> INFORMATION PROVIDED
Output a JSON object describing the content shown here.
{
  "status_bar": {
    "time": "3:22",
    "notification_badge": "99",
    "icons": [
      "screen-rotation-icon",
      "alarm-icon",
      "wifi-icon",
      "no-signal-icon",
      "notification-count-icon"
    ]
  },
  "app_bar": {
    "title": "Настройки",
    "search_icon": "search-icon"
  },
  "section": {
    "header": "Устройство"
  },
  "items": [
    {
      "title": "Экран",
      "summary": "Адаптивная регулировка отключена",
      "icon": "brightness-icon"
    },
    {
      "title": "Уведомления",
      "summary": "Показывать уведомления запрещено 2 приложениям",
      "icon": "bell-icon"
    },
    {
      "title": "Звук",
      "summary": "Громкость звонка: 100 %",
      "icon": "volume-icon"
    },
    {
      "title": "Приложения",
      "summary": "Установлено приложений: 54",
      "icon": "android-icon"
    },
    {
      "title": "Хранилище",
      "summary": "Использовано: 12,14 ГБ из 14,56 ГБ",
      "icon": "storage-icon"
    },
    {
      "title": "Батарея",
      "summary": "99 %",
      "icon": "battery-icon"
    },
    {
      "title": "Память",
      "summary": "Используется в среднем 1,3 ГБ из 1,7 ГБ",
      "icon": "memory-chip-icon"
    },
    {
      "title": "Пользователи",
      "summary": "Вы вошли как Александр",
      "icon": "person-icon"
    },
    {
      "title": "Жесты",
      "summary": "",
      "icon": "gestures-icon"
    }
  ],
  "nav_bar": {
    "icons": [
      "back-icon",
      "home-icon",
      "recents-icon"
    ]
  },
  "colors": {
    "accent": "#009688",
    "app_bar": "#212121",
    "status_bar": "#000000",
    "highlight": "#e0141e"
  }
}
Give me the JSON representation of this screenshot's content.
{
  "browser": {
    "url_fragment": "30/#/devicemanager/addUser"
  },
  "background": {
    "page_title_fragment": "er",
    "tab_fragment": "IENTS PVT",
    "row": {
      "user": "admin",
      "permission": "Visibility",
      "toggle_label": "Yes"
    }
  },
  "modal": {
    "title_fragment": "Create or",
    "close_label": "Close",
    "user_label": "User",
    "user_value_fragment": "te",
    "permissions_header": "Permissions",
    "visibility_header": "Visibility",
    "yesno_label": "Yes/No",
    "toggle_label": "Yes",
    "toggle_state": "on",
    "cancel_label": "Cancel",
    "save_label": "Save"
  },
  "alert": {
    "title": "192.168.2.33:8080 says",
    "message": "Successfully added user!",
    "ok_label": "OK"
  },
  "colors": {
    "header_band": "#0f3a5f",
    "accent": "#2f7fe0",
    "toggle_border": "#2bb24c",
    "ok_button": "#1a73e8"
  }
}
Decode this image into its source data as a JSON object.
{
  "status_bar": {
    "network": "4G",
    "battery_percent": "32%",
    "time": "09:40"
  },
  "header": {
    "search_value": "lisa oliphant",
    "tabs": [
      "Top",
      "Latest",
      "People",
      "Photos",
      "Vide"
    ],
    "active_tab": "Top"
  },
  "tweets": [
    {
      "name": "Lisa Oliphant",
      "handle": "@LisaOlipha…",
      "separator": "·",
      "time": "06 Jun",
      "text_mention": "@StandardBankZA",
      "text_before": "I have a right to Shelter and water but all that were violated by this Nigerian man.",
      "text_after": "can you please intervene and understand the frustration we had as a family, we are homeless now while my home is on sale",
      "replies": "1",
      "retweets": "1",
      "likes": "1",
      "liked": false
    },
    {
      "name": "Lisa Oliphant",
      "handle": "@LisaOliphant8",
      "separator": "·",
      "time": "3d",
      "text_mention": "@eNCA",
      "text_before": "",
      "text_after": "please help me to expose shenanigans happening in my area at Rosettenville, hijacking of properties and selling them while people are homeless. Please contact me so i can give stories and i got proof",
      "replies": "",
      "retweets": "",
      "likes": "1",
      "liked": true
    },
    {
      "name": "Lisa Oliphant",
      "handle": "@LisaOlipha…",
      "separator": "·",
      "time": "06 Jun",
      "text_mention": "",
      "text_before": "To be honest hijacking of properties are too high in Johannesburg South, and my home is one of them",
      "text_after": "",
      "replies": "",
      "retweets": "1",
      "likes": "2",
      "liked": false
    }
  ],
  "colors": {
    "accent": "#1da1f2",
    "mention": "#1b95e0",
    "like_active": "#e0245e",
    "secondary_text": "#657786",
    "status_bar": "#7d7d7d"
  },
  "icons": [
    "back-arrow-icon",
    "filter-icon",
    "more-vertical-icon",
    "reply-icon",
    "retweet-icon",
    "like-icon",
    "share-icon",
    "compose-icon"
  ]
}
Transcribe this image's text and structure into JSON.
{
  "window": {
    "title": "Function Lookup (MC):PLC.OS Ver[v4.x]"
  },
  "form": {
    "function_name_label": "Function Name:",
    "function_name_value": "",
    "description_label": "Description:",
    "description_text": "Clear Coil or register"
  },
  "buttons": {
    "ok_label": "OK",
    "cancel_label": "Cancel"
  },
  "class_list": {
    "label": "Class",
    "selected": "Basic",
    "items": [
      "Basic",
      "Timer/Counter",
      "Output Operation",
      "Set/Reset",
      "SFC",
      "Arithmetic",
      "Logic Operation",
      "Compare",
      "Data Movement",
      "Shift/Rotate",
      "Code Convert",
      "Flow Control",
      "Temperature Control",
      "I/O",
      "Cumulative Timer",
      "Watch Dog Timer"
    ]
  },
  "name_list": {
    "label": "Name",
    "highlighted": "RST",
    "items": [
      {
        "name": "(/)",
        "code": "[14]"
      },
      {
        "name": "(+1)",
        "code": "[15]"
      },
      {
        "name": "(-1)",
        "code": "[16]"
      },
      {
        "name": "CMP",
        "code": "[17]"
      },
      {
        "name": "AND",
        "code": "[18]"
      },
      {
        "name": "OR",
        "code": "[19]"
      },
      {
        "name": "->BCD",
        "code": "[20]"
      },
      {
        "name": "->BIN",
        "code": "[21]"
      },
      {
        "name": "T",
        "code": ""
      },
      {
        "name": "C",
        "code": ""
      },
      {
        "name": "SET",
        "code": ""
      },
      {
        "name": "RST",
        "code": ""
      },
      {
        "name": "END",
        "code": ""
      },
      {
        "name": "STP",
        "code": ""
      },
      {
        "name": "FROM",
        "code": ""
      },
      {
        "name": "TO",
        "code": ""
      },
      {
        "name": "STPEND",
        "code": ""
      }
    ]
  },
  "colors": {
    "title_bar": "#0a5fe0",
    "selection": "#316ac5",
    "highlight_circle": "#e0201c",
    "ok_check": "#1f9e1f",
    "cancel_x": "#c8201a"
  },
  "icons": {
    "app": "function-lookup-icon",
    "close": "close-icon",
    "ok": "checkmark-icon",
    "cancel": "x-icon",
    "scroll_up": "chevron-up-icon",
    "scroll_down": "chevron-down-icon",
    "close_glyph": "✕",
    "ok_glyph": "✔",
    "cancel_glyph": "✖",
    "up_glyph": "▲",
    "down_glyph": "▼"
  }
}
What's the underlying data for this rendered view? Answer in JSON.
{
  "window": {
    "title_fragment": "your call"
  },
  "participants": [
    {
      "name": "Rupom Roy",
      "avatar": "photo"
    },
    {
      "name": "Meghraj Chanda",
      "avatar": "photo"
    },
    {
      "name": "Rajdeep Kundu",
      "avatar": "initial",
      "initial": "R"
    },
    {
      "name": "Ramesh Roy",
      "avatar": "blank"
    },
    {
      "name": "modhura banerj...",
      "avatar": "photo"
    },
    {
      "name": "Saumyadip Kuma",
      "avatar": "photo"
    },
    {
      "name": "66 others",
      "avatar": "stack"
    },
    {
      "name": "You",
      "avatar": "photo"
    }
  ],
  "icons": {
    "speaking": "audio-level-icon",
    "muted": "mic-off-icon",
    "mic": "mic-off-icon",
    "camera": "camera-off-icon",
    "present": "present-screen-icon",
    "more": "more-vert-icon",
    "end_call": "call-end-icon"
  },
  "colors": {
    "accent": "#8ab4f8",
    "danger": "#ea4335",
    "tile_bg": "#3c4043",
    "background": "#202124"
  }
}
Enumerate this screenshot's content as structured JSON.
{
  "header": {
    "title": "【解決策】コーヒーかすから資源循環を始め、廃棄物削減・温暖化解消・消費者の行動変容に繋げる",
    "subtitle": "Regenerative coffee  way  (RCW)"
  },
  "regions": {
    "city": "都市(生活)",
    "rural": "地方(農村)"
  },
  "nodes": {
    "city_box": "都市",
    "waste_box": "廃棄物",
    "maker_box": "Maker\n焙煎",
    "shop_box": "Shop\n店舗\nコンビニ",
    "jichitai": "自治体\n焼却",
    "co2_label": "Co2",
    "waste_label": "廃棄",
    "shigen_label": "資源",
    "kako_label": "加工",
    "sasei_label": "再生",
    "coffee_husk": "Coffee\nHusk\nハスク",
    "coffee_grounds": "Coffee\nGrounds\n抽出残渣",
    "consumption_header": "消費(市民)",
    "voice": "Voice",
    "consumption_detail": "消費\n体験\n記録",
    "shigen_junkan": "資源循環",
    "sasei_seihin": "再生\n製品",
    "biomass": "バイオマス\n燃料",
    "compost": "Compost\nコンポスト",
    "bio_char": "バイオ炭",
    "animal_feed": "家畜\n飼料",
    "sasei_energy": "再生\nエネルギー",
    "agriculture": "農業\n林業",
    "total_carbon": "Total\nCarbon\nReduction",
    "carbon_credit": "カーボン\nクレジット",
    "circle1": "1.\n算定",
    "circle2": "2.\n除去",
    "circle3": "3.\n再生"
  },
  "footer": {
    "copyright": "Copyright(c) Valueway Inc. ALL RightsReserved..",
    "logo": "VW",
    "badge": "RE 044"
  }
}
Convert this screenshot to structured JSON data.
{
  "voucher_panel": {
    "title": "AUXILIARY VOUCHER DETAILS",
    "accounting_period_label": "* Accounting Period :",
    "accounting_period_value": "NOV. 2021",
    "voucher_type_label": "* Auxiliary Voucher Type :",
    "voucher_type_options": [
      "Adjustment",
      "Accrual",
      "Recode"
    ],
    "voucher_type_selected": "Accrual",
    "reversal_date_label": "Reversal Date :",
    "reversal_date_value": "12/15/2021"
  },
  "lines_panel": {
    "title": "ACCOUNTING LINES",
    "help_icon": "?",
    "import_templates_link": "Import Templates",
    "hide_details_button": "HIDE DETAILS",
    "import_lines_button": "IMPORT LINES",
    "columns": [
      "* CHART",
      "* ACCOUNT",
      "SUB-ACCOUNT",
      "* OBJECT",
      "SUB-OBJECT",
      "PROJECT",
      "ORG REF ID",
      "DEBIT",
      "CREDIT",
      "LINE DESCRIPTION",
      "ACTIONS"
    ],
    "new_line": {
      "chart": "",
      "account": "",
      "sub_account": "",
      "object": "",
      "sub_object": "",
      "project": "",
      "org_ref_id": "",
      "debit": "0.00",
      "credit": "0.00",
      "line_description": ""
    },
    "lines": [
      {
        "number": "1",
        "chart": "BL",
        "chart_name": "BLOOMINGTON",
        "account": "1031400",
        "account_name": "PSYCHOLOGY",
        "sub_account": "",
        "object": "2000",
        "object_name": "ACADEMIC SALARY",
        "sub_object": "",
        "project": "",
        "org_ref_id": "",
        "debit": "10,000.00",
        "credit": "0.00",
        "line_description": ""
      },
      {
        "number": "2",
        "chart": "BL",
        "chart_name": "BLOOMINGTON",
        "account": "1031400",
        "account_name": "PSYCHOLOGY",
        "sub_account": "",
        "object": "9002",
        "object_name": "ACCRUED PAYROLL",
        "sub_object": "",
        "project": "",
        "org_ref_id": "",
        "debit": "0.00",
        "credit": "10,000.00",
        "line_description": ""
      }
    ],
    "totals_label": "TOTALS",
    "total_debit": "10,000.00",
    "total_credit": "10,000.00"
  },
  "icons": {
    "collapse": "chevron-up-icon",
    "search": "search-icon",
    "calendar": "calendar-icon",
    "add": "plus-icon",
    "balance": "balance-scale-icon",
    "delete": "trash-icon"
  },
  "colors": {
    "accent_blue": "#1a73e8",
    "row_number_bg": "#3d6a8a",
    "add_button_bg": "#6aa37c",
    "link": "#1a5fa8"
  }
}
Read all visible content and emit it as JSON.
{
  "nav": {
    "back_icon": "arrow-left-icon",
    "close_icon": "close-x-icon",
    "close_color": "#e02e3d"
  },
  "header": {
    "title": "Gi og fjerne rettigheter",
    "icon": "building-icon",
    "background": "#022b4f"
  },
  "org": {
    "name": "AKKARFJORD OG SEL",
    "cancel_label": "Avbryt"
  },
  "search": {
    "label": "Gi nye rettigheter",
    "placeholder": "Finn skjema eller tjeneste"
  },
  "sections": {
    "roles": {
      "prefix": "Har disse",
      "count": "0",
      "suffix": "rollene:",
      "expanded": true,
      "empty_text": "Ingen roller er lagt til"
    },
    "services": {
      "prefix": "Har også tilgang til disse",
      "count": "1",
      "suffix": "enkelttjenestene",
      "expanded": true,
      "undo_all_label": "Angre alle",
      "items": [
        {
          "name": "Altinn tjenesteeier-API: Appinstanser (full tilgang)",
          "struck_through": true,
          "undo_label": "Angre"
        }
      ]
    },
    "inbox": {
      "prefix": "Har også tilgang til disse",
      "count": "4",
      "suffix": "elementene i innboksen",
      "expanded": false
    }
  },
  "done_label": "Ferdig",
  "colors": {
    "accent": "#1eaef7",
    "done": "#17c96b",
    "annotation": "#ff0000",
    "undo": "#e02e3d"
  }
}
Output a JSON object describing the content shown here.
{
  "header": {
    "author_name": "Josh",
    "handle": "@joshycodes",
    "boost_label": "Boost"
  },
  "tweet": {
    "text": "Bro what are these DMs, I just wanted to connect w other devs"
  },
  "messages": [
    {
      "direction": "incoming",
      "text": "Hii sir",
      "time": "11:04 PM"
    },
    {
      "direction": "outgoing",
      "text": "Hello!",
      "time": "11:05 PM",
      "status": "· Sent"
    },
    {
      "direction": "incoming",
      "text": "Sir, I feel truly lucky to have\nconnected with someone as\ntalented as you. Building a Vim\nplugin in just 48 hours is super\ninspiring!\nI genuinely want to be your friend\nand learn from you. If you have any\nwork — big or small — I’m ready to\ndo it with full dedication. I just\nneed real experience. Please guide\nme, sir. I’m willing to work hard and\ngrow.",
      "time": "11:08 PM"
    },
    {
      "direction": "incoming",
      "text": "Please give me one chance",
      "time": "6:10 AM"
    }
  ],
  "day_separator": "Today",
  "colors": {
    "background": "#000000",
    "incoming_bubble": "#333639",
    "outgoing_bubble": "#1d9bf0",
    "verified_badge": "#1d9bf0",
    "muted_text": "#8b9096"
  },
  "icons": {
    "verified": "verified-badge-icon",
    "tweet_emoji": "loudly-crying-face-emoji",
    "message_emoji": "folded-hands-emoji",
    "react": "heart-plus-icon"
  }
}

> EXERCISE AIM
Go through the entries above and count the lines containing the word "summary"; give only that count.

> COMPLETED EXERCISE
9